TASK TO COMPLETE: Return a copy of every line in the data below that contains "Путеводитель".

════

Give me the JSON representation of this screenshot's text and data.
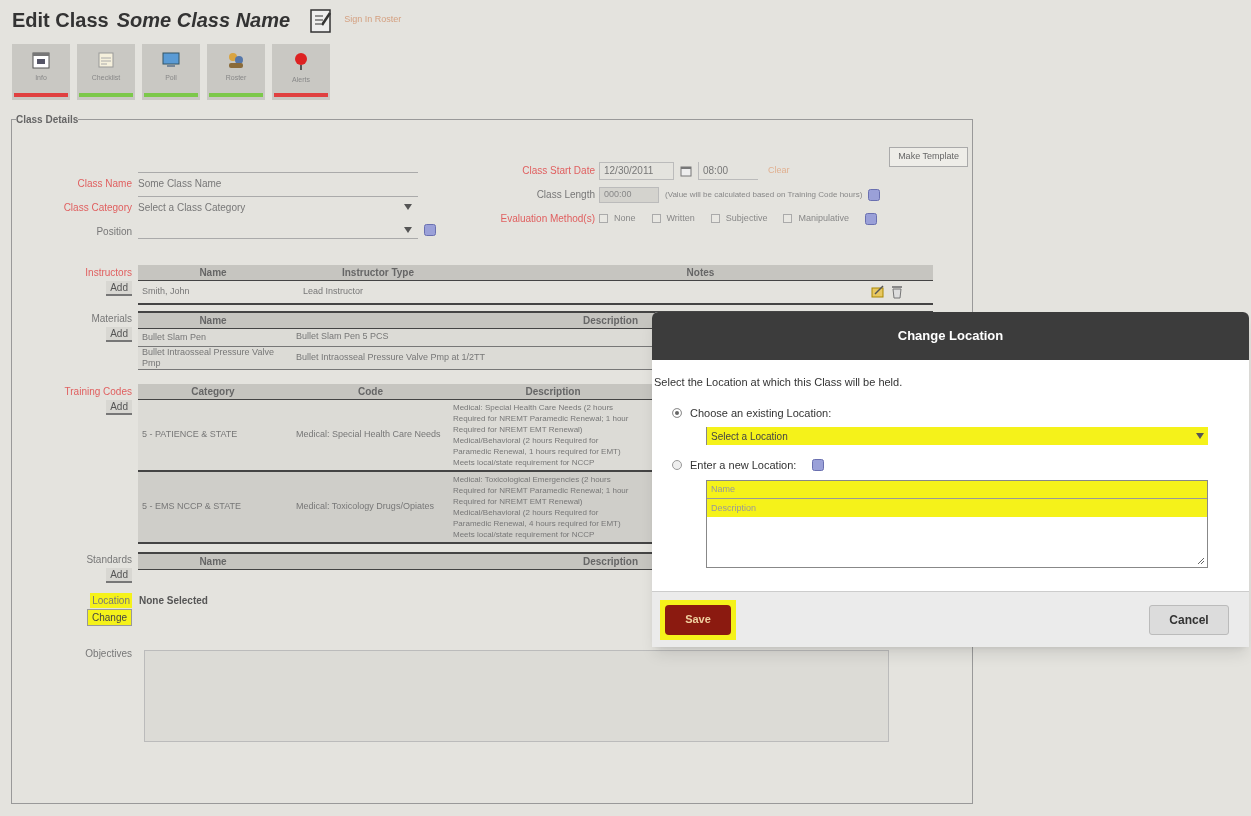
{
  "header": {
    "title": "Edit Class",
    "class_name": "Some Class Name",
    "roster_link": "Sign In Roster"
  },
  "toolbar": [
    {
      "label": "Info",
      "color": "#e04040",
      "kind": "calendar"
    },
    {
      "label": "Checklist",
      "color": "#7cc84a",
      "kind": "note"
    },
    {
      "label": "Poll",
      "color": "#7cc84a",
      "kind": "screen"
    },
    {
      "label": "Roster",
      "color": "#7cc84a",
      "kind": "people"
    },
    {
      "label": "Alerts",
      "color": "#e04040",
      "kind": "pin"
    }
  ],
  "details": {
    "legend": "Class Details",
    "make_template": "Make Template",
    "class_name": {
      "label": "Class Name",
      "value": "Some Class Name"
    },
    "class_category": {
      "label": "Class Category",
      "value": "Select a Class Category"
    },
    "position": {
      "label": "Position"
    },
    "start": {
      "label": "Class Start Date",
      "date": "12/30/2011",
      "time": "08:00",
      "clear": "Clear"
    },
    "length": {
      "label": "Class Length",
      "value": "000:00",
      "note": "(Value will be calculated based on Training Code hours)"
    },
    "evaluation": {
      "label": "Evaluation Method(s)",
      "options": [
        {
          "label": "None",
          "checked": false
        },
        {
          "label": "Written",
          "checked": false
        },
        {
          "label": "Subjective",
          "checked": false
        },
        {
          "label": "Manipulative",
          "checked": false
        }
      ]
    },
    "instructors": {
      "label": "Instructors",
      "add": "Add",
      "columns": [
        "Name",
        "Instructor Type",
        "Notes"
      ],
      "rows": [
        [
          "Smith, John",
          "Lead Instructor",
          ""
        ]
      ]
    },
    "materials": {
      "label": "Materials",
      "add": "Add",
      "columns": [
        "Name",
        "Description"
      ],
      "rows": [
        [
          "Bullet Slam Pen",
          "Bullet Slam Pen 5 PCS"
        ],
        [
          "Bullet Intraosseal Pressure Valve Pmp",
          "Bullet Intraosseal Pressure Valve Pmp at 1/2TT"
        ]
      ]
    },
    "training_codes": {
      "label": "Training Codes",
      "add": "Add",
      "columns": [
        "Category",
        "Code",
        "Description"
      ],
      "rows": [
        [
          "5 - PATIENCE & STATE",
          "Medical: Special Health Care Needs",
          "Medical: Special Health Care Needs (2 hours Required for NREMT Paramedic Renewal; 1 hour Required for NREMT EMT Renewal) Medical/Behavioral (2 hours Required for Paramedic Renewal, 1 hours required for EMT) Meets local/state requirement for NCCP"
        ],
        [
          "5 - EMS NCCP & STATE",
          "Medical: Toxicology Drugs/Opiates",
          "Medical: Toxicological Emergencies (2 hours Required for NREMT Paramedic Renewal; 1 hour Required for NREMT EMT Renewal) Medical/Behavioral (2 hours Required for Paramedic Renewal, 4 hours required for EMT) Meets local/state requirement for NCCP"
        ]
      ]
    },
    "standards": {
      "label": "Standards",
      "add": "Add",
      "columns": [
        "Name",
        "Description"
      ]
    },
    "location": {
      "label": "Location",
      "value": "None Selected",
      "change": "Change",
      "highlighted": true
    },
    "objectives": {
      "label": "Objectives"
    }
  },
  "dialog": {
    "title": "Change Location",
    "intro": "Select the Location at which this Class will be held.",
    "options": [
      {
        "label": "Choose an existing Location:",
        "selected": true
      },
      {
        "label": "Enter a new Location:",
        "selected": false
      }
    ],
    "select": {
      "value": "Select a Location",
      "highlighted": true
    },
    "name_field": {
      "placeholder": "Name",
      "highlighted": true
    },
    "description_field": {
      "placeholder": "Description",
      "highlighted": true
    },
    "save": {
      "label": "Save",
      "highlighted": true
    },
    "cancel": "Cancel"
  }
}
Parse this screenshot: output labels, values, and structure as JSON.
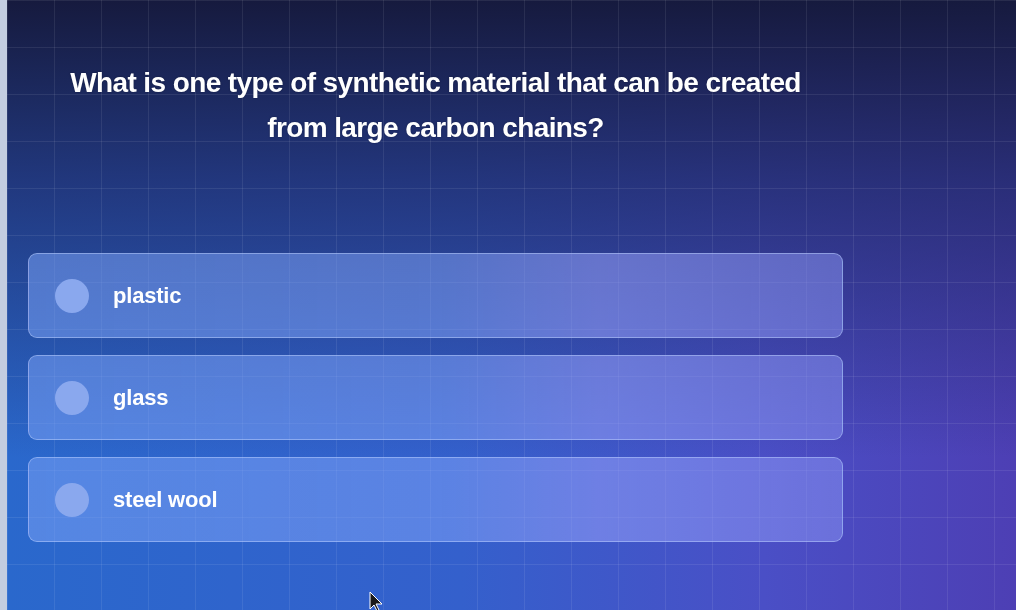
{
  "question": "What is one type of synthetic material that can be created from large carbon chains?",
  "options": [
    {
      "label": "plastic",
      "selected": false
    },
    {
      "label": "glass",
      "selected": false
    },
    {
      "label": "steel wool",
      "selected": false
    }
  ]
}
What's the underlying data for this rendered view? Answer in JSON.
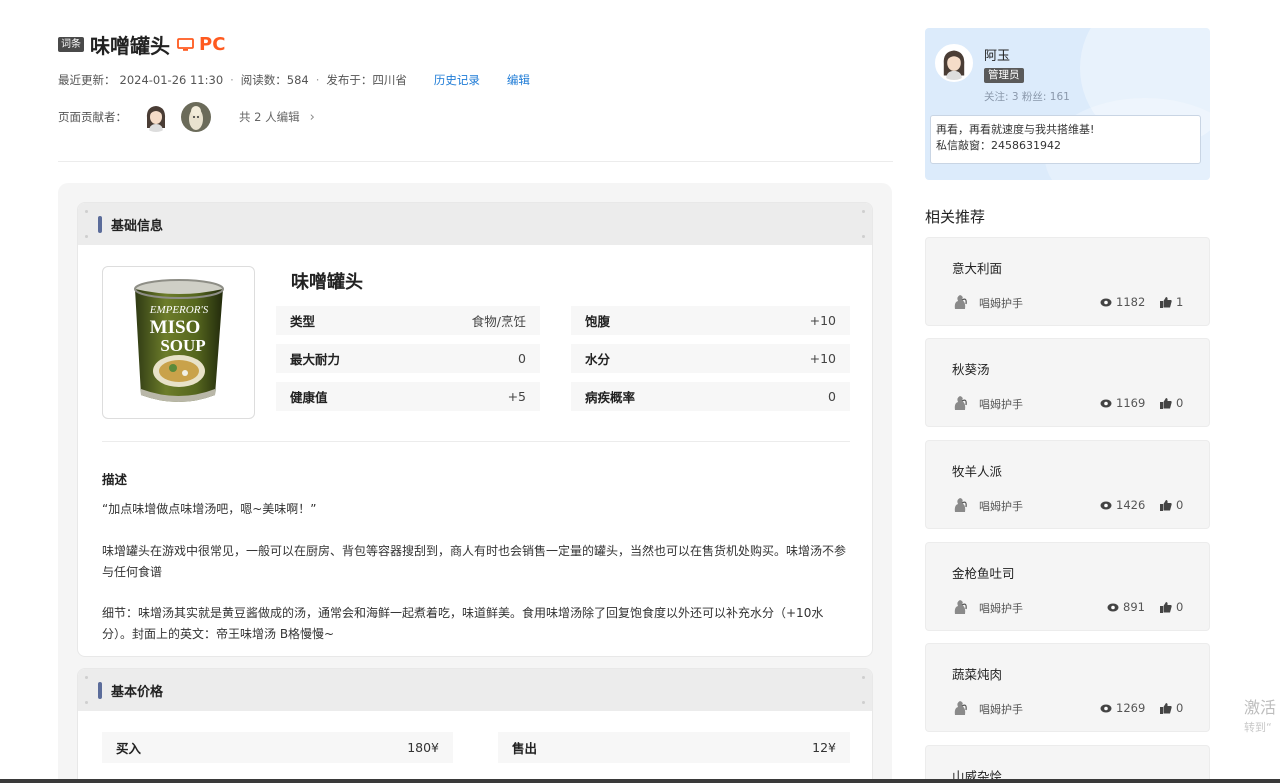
{
  "header": {
    "tag": "词条",
    "title": "味噌罐头",
    "platform": "PC",
    "last_updated_label": "最近更新：",
    "last_updated": "2024-01-26 11:30",
    "reads_label": "阅读数：",
    "reads": "584",
    "published_label": "发布于：",
    "published": "四川省",
    "history_link": "历史记录",
    "edit_link": "编辑",
    "contributors_label": "页面贡献者：",
    "editors_count": "共 2 人编辑",
    "chevron": "›"
  },
  "basic_info": {
    "section_title": "基础信息",
    "item_name": "味噌罐头",
    "stats": [
      {
        "key": "类型",
        "value": "食物/烹饪"
      },
      {
        "key": "饱腹",
        "value": "+10"
      },
      {
        "key": "最大耐力",
        "value": "0"
      },
      {
        "key": "水分",
        "value": "+10"
      },
      {
        "key": "健康值",
        "value": "+5"
      },
      {
        "key": "病疾概率",
        "value": "0"
      }
    ],
    "description_title": "描述",
    "paragraphs": [
      "“加点味增做点味增汤吧，嗯~美味啊！”",
      "味增罐头在游戏中很常见，一般可以在厨房、背包等容器搜刮到，商人有时也会销售一定量的罐头，当然也可以在售货机处购买。味增汤不参与任何食谱",
      "细节：味增汤其实就是黄豆酱做成的汤，通常会和海鲜一起煮着吃，味道鲜美。食用味增汤除了回复饱食度以外还可以补充水分（+10水分）。封面上的英文：帝王味增汤 B格慢慢~"
    ],
    "image_text": {
      "line1": "EMPEROR'S",
      "line2": "MISO",
      "line3": "SOUP"
    }
  },
  "price": {
    "section_title": "基本价格",
    "buy_label": "买入",
    "buy_value": "180¥",
    "sell_label": "售出",
    "sell_value": "12¥"
  },
  "profile": {
    "name": "阿玉",
    "role": "管理员",
    "follow_stats": "关注: 3  粉丝: 161",
    "message_line1": "再看，再看就速度与我共搭维基!",
    "message_line2": "私信敲窗：2458631942"
  },
  "recommendations": {
    "title": "相关推荐",
    "items": [
      {
        "name": "意大利面",
        "author": "唱姆护手",
        "views": "1182",
        "likes": "1"
      },
      {
        "name": "秋葵汤",
        "author": "唱姆护手",
        "views": "1169",
        "likes": "0"
      },
      {
        "name": "牧羊人派",
        "author": "唱姆护手",
        "views": "1426",
        "likes": "0"
      },
      {
        "name": "金枪鱼吐司",
        "author": "唱姆护手",
        "views": "891",
        "likes": "0"
      },
      {
        "name": "蔬菜炖肉",
        "author": "唱姆护手",
        "views": "1269",
        "likes": "0"
      },
      {
        "name": "山威杂烩",
        "author": "",
        "views": "",
        "likes": ""
      }
    ]
  },
  "watermark": {
    "line1": "激活",
    "line2": "转到“"
  },
  "colors": {
    "accent_orange": "#ff5a1f",
    "link_blue": "#1e7bd6",
    "section_bar": "#5b6c9a",
    "profile_bg": "#dcebfb"
  }
}
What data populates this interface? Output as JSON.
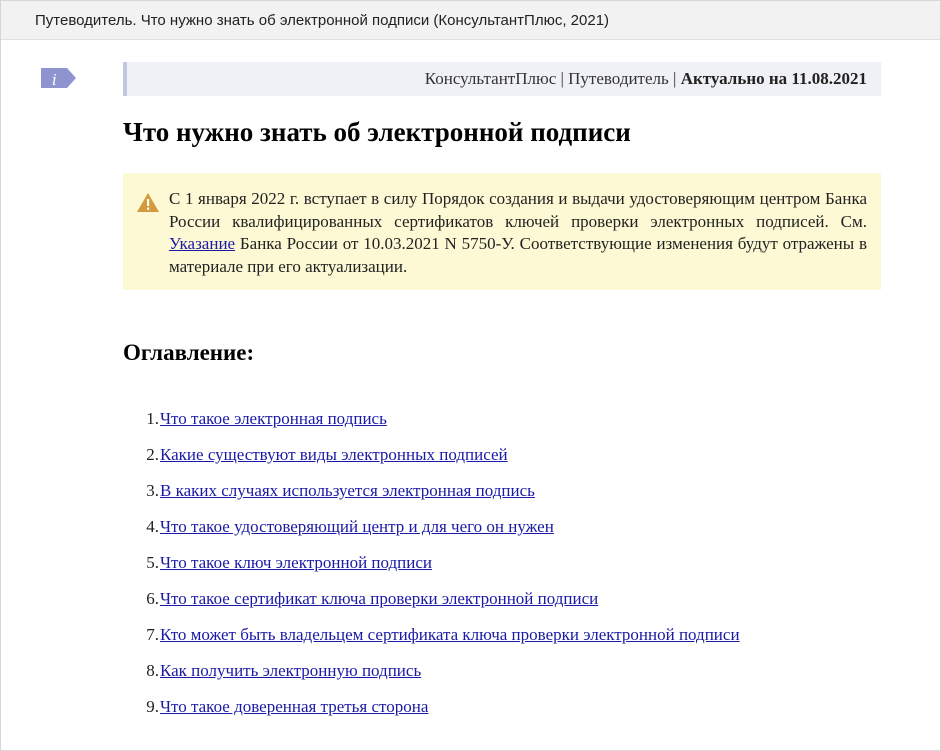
{
  "titlebar": {
    "text": "Путеводитель. Что нужно знать об электронной подписи (КонсультантПлюс, 2021)"
  },
  "header": {
    "source": "КонсультантПлюс",
    "separator": " | ",
    "section": "Путеводитель",
    "actual": "Актуально на 11.08.2021"
  },
  "document": {
    "title": "Что нужно знать об электронной подписи"
  },
  "warning": {
    "text_before": "С 1 января 2022 г. вступает в силу Порядок создания и выдачи удостоверяющим центром Банка России квалифицированных сертификатов ключей проверки электронных подписей. См. ",
    "link": "Указание",
    "text_after": " Банка России от 10.03.2021 N 5750-У. Соответствующие изменения будут отражены в материале при его актуализации."
  },
  "toc": {
    "heading": "Оглавление:",
    "items": [
      {
        "num": "1.",
        "label": "Что такое электронная подпись"
      },
      {
        "num": "2.",
        "label": "Какие существуют виды электронных подписей"
      },
      {
        "num": "3.",
        "label": "В каких случаях используется электронная подпись"
      },
      {
        "num": "4.",
        "label": "Что такое удостоверяющий центр и для чего он нужен"
      },
      {
        "num": "5.",
        "label": "Что такое ключ электронной подписи"
      },
      {
        "num": "6.",
        "label": "Что такое сертификат ключа проверки электронной подписи"
      },
      {
        "num": "7.",
        "label": "Кто может быть владельцем сертификата ключа проверки электронной подписи"
      },
      {
        "num": "8.",
        "label": "Как получить электронную подпись"
      },
      {
        "num": "9.",
        "label": "Что такое доверенная третья сторона"
      }
    ]
  },
  "icons": {
    "info": "info-icon",
    "warning": "warning-icon"
  },
  "colors": {
    "link": "#1a1aa6",
    "warning_bg": "#fdf9d4",
    "header_bg": "#f0f1f6",
    "info_icon": "#8e94cf",
    "warning_icon": "#d49a3e"
  }
}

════

RESPONSE TO THE EXERCISE:
    "text": "Путеводитель. Что нужно знать об электронной подписи (КонсультантПлюс, 2021)"
    "section": "Путеводитель",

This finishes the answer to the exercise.